We're nearing the end of 2019, but there are still a few astronomical events to catch before the year is s out. This Sunday—November 17—the Leonid meteor shower is expected to peak. Here's everything you need to know before viewing the spectacle.
What is the Leonid meteor shower?
Like all meteor showers, the Leonids are caused by meteoroids from outer space burning up on their descent toward Earth. These particular shooting stars come from the rocky tail of Comet 55P/Tempel-Tuttle. Each November, debris from the comet pummels the Earth's atmosphere, causing meteors to light up the sky at rates that can exceed 1000 per hour.
The Leonids won't reach that frequency this year. According to EarthSky, the meteors would peak at a rate of around 10 to 15 per hour in a dark, moonless sky. But because the moon will be bright this weekend, sky-gazers will likely see less of them, with only the brightest shooting stars shining through.

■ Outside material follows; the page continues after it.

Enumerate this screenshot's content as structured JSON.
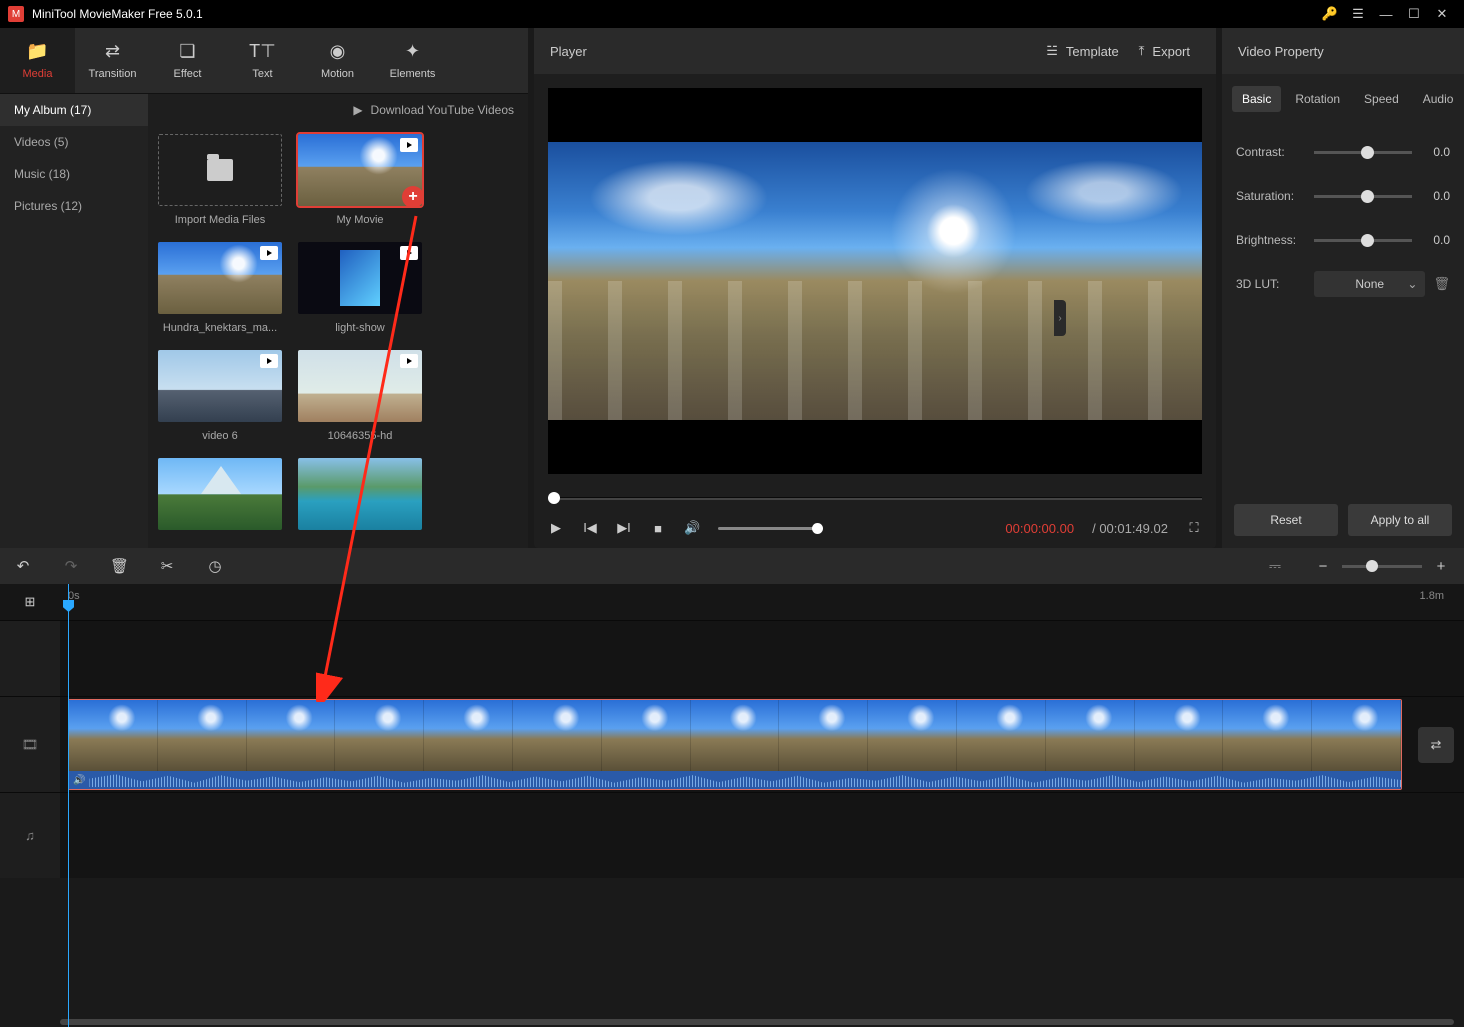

How to See the Leonids
For your best chance of spotting the Leonids, look up the night of Sunday, November 17 and early in the morning of Monday, November 18. The shower reaches its peak after midnight. The moon will be in its waning gibbous phase at that time, so even with clear skies, viewing conditions won't be ideal. But there are ways to increase your chances of seeing as many meteors as possible. Try finding a large object to stand under—such as a tree or building—that will block your view of the moon. If you don't see anything right away, be patient: The more time you give your eyes to adjust to the darkness, the more likely you are to spot a shooting star.